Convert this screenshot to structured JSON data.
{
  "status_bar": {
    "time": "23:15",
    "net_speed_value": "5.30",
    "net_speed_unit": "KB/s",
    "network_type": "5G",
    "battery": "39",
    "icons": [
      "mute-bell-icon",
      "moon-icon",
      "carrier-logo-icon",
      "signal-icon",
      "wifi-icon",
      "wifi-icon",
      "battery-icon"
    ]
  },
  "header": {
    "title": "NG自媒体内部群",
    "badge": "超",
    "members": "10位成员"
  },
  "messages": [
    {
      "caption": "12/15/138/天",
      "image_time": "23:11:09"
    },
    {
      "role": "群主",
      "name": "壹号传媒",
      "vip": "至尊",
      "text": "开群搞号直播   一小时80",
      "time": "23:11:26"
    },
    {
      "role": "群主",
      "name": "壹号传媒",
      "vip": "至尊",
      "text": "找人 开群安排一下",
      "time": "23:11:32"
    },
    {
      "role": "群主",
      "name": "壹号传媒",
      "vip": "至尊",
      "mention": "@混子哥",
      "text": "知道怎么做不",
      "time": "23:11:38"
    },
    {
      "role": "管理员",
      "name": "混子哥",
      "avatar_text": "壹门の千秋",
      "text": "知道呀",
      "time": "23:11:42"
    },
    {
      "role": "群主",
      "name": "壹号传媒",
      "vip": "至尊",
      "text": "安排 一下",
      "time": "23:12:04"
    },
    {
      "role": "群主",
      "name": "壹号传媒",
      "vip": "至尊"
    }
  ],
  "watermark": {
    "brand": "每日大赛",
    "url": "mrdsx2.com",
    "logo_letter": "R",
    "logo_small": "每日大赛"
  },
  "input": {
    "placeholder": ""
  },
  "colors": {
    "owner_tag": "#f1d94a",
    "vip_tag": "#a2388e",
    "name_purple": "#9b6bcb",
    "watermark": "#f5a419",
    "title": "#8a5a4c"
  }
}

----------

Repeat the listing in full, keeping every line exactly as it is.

### Exercise result
Convert this screenshot to structured JSON data.
{
  "status_bar": {
    "time": "23:15",
    "net_speed_value": "5.30",
    "net_speed_unit": "KB/s",
    "network_type": "5G",
    "battery": "39",
    "icons": [
      "mute-bell-icon",
      "moon-icon",
      "carrier-logo-icon",
      "signal-icon",
      "wifi-icon",
      "wifi-icon",
      "battery-icon"
    ]
  },
  "header": {
    "title": "NG自媒体内部群",
    "badge": "超",
    "members": "10位成员"
  },
  "messages": [
    {
      "caption": "12/15/138/天",
      "image_time": "23:11:09"
    },
    {
      "role": "群主",
      "name": "壹号传媒",
      "vip": "至尊",
      "text": "开群搞号直播   一小时80",
      "time": "23:11:26"
    },
    {
      "role": "群主",
      "name": "壹号传媒",
      "vip": "至尊",
      "text": "找人 开群安排一下",
      "time": "23:11:32"
    },
    {
      "role": "群主",
      "name": "壹号传媒",
      "vip": "至尊",
      "mention": "@混子哥",
      "text": "知道怎么做不",
      "time": "23:11:38"
    },
    {
      "role": "管理员",
      "name": "混子哥",
      "avatar_text": "壹门の千秋",
      "text": "知道呀",
      "time": "23:11:42"
    },
    {
      "role": "群主",
      "name": "壹号传媒",
      "vip": "至尊",
      "text": "安排 一下",
      "time": "23:12:04"
    },
    {
      "role": "群主",
      "name": "壹号传媒",
      "vip": "至尊"
    }
  ],
  "watermark": {
    "brand": "每日大赛",
    "url": "mrdsx2.com",
    "logo_letter": "R",
    "logo_small": "每日大赛"
  },
  "input": {
    "placeholder": ""
  },
  "colors": {
    "owner_tag": "#f1d94a",
    "vip_tag": "#a2388e",
    "name_purple": "#9b6bcb",
    "watermark": "#f5a419",
    "title": "#8a5a4c"
  }
}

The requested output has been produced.